Give only the number of lines below that contain the word "link".

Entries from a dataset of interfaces
----

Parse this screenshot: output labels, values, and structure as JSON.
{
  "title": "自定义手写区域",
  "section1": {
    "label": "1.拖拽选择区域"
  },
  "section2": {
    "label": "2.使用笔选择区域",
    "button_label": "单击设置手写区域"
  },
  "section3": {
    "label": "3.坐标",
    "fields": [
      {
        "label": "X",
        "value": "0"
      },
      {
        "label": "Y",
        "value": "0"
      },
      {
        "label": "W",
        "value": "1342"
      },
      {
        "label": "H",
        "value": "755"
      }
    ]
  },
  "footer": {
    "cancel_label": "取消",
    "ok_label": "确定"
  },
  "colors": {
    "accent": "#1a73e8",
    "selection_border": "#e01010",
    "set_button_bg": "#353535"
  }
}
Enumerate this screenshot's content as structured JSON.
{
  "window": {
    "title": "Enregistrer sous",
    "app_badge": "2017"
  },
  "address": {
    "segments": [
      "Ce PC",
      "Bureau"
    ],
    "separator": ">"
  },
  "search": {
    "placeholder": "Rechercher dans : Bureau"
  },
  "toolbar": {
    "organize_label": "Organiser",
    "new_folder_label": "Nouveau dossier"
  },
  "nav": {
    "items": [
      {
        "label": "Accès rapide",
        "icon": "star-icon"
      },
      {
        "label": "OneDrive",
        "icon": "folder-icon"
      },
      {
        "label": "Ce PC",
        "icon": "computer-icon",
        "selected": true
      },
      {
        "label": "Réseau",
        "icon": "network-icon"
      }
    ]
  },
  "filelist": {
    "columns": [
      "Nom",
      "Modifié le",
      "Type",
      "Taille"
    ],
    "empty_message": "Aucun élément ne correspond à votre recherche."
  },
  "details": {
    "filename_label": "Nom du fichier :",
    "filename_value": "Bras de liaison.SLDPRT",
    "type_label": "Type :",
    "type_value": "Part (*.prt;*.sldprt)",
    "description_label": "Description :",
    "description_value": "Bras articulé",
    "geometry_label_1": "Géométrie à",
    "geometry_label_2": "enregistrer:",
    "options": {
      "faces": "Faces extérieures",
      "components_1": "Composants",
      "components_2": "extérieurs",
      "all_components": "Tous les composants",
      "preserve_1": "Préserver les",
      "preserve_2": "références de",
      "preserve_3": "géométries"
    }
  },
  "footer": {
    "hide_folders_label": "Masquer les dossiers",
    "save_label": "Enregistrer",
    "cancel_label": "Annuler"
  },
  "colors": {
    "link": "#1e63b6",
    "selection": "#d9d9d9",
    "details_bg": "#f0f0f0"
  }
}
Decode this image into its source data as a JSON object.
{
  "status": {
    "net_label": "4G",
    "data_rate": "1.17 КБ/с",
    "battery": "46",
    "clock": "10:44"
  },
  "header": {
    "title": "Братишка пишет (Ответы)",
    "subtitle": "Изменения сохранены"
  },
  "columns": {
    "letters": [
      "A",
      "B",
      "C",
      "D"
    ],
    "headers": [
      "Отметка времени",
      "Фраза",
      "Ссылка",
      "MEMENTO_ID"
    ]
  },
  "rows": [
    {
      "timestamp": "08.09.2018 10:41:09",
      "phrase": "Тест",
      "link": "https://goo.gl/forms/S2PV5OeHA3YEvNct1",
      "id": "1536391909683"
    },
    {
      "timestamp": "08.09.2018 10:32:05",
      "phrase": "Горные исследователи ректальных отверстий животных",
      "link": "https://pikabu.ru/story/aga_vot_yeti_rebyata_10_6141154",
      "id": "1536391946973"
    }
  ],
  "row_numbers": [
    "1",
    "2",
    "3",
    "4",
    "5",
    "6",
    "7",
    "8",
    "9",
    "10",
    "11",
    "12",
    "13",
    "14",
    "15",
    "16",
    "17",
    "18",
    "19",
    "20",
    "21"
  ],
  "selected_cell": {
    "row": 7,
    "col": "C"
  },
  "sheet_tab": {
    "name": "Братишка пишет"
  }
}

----

(Output) 3